The iPhone Is Closer Than You Think - Page 3
Similarly, Kristofor Swanson, vice president of learning and talent management for mobile strategy at Merrill Lynch, said that without better security and back-end administrative support, the iPhone will be an outsider at the financial services company, where the BlackBerry is standard issue. Still, he sees similarities between the iPhone and the early Black-Berrys. "The BlackBerry went from a two-way pager to pushing the envelope," Swanson said. "The iPhone is only on Version 1-it's only [a matter] of time before there's a business-ready version of the iPhone."Even when it gains the missing features that corporate IT requires, a fully featured enterprise iPhone will face a deeply entrenched incumbent population of corporate Black-Berrys and Palm devices, among others. And the vendors of these devices are certainly not standing still. "It's only a matter of time till we see a touch-screen BlackBerry device," said Swanson.

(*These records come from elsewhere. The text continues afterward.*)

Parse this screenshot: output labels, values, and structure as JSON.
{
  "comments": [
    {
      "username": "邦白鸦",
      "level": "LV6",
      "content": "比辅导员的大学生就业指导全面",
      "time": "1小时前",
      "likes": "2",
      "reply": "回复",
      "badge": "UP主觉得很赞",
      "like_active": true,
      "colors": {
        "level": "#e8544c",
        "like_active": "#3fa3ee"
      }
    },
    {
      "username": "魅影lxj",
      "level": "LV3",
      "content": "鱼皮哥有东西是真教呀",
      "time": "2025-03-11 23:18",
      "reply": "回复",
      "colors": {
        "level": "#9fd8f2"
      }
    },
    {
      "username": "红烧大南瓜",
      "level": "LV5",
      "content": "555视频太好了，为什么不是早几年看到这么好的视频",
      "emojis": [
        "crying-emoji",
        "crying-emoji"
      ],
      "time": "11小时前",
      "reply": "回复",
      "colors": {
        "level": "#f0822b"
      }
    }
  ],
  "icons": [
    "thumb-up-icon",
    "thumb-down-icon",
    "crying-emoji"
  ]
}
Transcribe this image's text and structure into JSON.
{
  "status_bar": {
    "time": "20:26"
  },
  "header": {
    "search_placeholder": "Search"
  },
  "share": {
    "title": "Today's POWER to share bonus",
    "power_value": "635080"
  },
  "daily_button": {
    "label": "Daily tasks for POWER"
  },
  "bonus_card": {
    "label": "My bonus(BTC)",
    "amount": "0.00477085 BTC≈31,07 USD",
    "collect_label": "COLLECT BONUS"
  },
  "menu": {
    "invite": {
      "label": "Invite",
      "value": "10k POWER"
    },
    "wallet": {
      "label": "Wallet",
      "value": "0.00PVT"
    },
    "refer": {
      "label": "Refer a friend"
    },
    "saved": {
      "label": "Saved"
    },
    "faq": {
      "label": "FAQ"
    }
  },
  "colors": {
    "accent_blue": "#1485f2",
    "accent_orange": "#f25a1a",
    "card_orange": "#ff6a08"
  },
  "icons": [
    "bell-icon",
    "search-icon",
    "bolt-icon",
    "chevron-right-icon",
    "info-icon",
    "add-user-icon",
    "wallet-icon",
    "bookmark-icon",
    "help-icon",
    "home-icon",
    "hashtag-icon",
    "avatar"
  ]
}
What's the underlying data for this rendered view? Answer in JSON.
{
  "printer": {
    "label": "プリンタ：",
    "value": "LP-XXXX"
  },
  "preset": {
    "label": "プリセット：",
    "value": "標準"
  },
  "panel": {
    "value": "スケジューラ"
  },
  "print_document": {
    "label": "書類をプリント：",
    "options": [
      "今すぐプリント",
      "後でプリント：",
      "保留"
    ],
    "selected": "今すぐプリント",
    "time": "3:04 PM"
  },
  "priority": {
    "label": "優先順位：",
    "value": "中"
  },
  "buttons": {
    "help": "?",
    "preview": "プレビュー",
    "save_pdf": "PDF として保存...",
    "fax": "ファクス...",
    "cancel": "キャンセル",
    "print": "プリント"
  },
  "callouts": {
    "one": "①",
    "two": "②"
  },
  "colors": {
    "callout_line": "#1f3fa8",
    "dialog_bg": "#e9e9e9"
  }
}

And despite extensively cataloguing its deficiencies, Forrester's Gray wrote in a recent report that corporate IT must get ready for the day when the iPhone is a corporate reality. Mobile device management software vendors will probably add support for the iPhone's Mac OS X, he wrote. Meanwhile, the push from above will become irresistible: "C-level executives are buying them and expecting support from IT," Gray wrote. "It's only a matter of time before the iPhone filters down the corporate pyramid, and IT should have a strategy to handle these requests."